Accomplishments: The 1995 Open Space Plan called for several short-term implementation steps, nearly all of which have been accomplished. Highlights include: purchasing Rolling Hill Park; developing an access and use plan for the park; completing the Mill Creek Open Space Network Plan; working with the Lower Merion Conservancy and encouraging landowners to dedicate or sell trail easements; completing an updated map of parks and other recreational facilities; and developing additional recreational facilities (Richie Ashburn Park).
Gaps: Although the Township maintains an inventory of parcels of five or more acres, the 1995 plan suggested that smaller open space sites should be inventoried. This was not completed. Additional playing fields (which require at least 5 acres of land) are still needed.
GOAL 3: Preserve the Township’s cultural, historical and environmental context.
Accomplishments: The Township’s award-winning historic preservation programs have been strengthened over the past decade, although threats to historic resources have intensified due to infill development pressure. Accomplishments include: development of a maintenance program for Township-owned buildings; design guidelines for historic districts; the addition of the General Wayne historic district; a historic preservation ordinance; a staff/consultant to assist with HARB applications; and creation of a Historical Commission. The Lower Merion Historical Society and Lower Merion Conservancy provide educational programs to residents.

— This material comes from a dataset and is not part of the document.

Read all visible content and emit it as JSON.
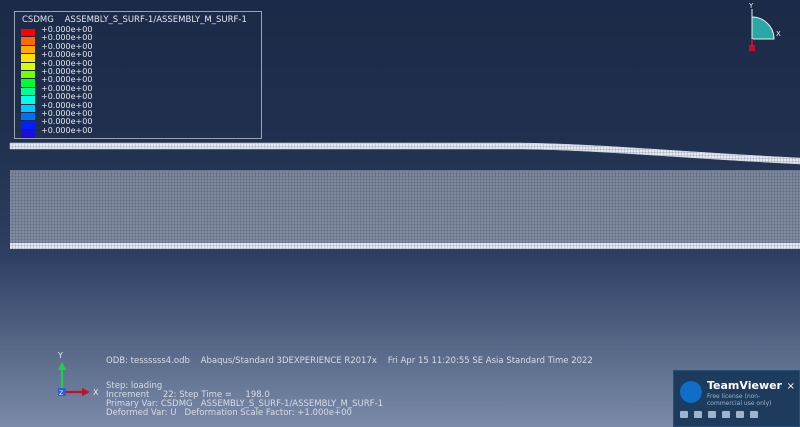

Gaps: In spite of strong local tools and enforcement of historic preservation standards, demolition of historic structures occurs and is difficult to prevent.
GOAL 4: Achieve maximum protection of environmental resources through the creation of interconnected open spaces.
Accomplishments: The 1995 plan suggested a strong educational component. The Township is fortunate to have two organizations, the Lower Merion Conservancy and Riverbend Educational Center, that offer extensive education to adults and children regarding the Township’s natural resources.
Gaps: Many of the trails in Lower Merion are “informal,” located on private land and not protected by conservation easement. One new owner blocking a trail can eliminate connections.
GOAL 5: Exercise responsible stewardship of public and private open space.
Accomplishments: Lower Merion Township is one of the few municipalities in the Commonwealth to have adopted stewardship plans for natural resources. The Township adopted a management plan for Rolling Hill Park; an inventory of all Township owned natural lands; and, a staffed, stewardship/natural areas management program within the Parks and Recreation Department. The natural areas program is currently on hold due to budget limitations, but is expected to be included in the 2006 budget. The Township has also received funds and planted riparian buffers, the Ashbridge Park plantings setting an excellent example of responsible stewardship. The Township requires management plans for open space in new subdivisions. The Lower Merion Conservancy assists in monitoring these areas.
Gaps: Land Stewardship is an emerging field not understood by the general public. As an example landowners are often unaware that clearing and mowing to the edge of a stream increases erosion and lowers water quality. Private landowners need to be educated through multi-media education and demonstration projects about the merits of managing natural lands.
RECOMMENDATION 1: Creating a Linked Open Space System
RECOMMENDATION 2: Open Space Preservation Techniques
RECOMMENDATION 3: Parklands/Recreational Facilities
POLICIES AND METHODS FOR PROTECTING OPEN SPACE
Next Chapter - Community Profile
Previous Chapter - Introduction